I asked him:
– Could you explain the basis on which you made these forecasts?
– What are your qualifications as a weather forecaster?
– How do you respond to the charge that you are engaging in “stopped clock forecasting”: making the same predictions again and again in the hope that they will occasionally be proved right, allowing you to claim vindication?
– How do you respond to the claim that your “accuracy” record [published on the Exacta website] is highly selective and misleading?
– Are you deceiving potential purchasers of your service by offering this misleading account?
– Why do you not publish an independent audit of your forecasting accuracy?
Instead of specific answers, he sent me a note that seemed to me to consist largely of bluster and threats.
“I remember the last time you tried dragging me into an unfair article involving only PWS [Positive Weather Solutions], for which I still have a dated response and video to yourself, which was shown to all my clients.”
[You can read the article here].
“The previous also highlights you in previous statements/articles about weather being the weather, and sometimes forecasts will be wrong (in defence of the Met Office). No surprises there!
“After seeking advice, I will not hesitate to make an official complaint to the press complaints commission about the previous article, as I also will for any future articles that are misleading. I will also make people aware of this via the site, and your personal vendetta against myself, and your clear defensive nature of anything Met Office related.
“An explanation and detailed review of my winter forecast will be posted to subscribers and via the site shortly, and in my own time and not at deadline requests from yourself.”
I assured him that I have no vendetta against him and gave him another chance to respond, whereupon he sent me a slightly more conciliatory but similarly non-specific reply. The only question he attempted to answer was the stopped clock query, that he addressed as follows:
“May I also remind you that a broken clock is right twice in a day out of 24 hours, 1440 minutes and 86400 seconds. Have you ever thought of it that way or are you sticking to a more simplistic approach to prove some kind of point? My overall success rate is much higher than the simplistic comparison you tried to make there (with proof in various media articles and past forecasts via Exacta Weather).”
But sadly he was unable to send me any evidence for this “overall success rate”, citing health problems.
I was struck by the thought that a reputable forecaster would have the answers to hand.
All this is risible, but there’s also a serious side to it. To judge by the comments people make about weather forecasting, which has improved greatly over the past couple of decades, it appears that many mistake these lurid headlines for predictions from the Met Office.
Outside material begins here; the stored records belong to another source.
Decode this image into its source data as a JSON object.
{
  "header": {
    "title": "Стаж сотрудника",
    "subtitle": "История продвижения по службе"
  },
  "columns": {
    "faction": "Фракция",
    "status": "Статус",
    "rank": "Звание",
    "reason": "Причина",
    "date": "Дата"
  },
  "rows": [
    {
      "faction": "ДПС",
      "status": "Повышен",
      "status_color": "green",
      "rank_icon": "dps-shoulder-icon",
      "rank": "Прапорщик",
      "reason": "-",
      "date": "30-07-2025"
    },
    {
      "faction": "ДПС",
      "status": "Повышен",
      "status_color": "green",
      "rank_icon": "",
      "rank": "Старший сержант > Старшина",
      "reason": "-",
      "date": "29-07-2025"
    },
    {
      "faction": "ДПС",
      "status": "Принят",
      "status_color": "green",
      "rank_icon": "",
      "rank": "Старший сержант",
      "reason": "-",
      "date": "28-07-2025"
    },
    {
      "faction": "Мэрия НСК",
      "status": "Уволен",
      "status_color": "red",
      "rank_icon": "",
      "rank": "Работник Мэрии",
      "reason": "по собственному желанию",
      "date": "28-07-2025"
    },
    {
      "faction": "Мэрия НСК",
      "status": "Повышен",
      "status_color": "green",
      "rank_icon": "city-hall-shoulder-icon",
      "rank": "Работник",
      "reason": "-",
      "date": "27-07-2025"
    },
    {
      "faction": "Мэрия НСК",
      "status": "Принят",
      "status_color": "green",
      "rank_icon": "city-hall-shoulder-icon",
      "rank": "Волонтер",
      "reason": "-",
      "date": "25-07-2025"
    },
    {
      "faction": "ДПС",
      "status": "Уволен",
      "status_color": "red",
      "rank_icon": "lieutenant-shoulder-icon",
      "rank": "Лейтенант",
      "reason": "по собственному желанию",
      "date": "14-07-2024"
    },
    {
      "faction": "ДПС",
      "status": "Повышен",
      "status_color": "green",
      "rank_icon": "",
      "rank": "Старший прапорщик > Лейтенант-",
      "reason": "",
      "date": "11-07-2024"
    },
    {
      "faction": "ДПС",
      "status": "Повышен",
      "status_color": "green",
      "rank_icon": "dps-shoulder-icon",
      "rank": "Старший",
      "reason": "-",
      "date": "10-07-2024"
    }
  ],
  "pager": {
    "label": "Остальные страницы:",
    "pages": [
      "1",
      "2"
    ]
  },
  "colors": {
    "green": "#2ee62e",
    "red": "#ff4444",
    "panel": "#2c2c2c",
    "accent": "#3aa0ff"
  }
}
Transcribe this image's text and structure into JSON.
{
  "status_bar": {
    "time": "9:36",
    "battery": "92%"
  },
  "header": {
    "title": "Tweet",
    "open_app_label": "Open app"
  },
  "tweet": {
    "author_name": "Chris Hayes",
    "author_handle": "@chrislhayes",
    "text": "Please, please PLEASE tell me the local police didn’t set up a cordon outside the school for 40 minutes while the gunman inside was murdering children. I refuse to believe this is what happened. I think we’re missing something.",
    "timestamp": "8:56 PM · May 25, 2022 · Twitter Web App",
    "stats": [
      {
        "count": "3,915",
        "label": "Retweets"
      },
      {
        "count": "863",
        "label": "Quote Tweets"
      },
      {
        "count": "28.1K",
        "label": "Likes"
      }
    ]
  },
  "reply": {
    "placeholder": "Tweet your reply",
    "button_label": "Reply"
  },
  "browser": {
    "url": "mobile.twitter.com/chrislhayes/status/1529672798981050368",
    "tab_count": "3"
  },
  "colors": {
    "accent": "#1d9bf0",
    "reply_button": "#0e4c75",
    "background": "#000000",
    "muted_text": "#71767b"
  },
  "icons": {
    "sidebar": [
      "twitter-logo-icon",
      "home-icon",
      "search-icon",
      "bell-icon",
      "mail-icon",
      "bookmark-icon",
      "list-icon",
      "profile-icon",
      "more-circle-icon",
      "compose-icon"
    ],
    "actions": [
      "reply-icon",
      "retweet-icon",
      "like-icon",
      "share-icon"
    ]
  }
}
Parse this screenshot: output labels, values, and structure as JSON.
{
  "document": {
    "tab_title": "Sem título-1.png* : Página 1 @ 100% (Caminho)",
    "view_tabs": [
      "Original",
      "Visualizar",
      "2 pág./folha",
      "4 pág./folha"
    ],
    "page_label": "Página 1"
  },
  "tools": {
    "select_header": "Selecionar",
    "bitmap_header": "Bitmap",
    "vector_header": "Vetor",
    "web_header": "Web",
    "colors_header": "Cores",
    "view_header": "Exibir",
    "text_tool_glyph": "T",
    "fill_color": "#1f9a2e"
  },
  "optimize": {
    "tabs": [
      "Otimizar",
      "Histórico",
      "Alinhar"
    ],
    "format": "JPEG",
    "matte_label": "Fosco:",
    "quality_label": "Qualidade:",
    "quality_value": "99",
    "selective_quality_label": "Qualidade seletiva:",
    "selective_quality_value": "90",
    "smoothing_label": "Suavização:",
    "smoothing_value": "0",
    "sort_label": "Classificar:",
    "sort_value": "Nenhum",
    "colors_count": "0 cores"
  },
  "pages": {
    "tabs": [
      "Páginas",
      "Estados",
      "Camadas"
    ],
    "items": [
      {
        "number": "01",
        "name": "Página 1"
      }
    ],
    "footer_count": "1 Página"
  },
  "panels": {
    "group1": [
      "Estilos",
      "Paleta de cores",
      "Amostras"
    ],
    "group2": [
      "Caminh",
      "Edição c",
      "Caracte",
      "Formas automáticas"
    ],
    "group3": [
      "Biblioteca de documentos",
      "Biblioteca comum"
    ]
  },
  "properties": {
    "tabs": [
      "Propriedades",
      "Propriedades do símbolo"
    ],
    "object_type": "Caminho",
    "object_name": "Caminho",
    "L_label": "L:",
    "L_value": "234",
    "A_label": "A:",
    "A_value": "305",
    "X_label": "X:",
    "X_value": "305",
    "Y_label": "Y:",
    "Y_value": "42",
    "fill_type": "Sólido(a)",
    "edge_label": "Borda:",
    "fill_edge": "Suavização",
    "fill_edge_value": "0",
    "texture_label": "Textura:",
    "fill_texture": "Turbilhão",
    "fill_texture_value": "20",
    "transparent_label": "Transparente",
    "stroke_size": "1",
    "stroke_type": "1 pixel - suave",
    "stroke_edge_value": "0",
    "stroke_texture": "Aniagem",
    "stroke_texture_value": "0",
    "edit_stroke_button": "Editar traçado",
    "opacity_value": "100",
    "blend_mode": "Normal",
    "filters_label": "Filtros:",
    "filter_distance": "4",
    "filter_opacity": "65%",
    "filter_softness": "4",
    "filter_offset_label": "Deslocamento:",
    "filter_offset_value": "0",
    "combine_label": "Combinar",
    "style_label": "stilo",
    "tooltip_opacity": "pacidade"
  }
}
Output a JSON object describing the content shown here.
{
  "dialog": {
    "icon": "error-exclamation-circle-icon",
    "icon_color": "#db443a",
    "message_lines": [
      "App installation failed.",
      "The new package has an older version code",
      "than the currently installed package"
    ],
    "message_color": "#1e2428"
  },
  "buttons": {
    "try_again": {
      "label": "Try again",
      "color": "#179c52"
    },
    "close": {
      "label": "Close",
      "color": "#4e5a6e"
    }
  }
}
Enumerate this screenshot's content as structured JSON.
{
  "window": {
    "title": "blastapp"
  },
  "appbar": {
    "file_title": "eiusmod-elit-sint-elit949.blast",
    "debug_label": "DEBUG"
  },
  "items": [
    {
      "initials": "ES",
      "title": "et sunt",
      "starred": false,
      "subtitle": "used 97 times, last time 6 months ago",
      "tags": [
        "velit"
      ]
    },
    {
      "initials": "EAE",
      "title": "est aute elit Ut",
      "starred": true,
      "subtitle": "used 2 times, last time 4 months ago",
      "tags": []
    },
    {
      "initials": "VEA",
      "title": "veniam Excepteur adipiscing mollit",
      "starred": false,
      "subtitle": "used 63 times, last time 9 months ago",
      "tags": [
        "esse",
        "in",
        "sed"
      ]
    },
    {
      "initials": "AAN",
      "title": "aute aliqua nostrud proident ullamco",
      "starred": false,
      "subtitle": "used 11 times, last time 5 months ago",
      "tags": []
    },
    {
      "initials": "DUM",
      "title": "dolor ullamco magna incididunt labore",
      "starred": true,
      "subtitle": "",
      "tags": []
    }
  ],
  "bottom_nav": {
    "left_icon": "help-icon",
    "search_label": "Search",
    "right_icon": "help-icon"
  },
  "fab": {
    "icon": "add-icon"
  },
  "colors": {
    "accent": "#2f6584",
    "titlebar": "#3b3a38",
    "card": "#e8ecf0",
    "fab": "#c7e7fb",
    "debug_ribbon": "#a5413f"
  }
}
If ever there is a genuine forecast of a rare severe blizzard, of the apocalyptic magnitude that the Express keeps predicting, people might be inclined to ignore it if they’ve heard the media cry wolf a hundred times before, and could get themselves into trouble.
And there’s the more basic issue that newspapers should not mislead their readers. But at this point I realise I am asking too much.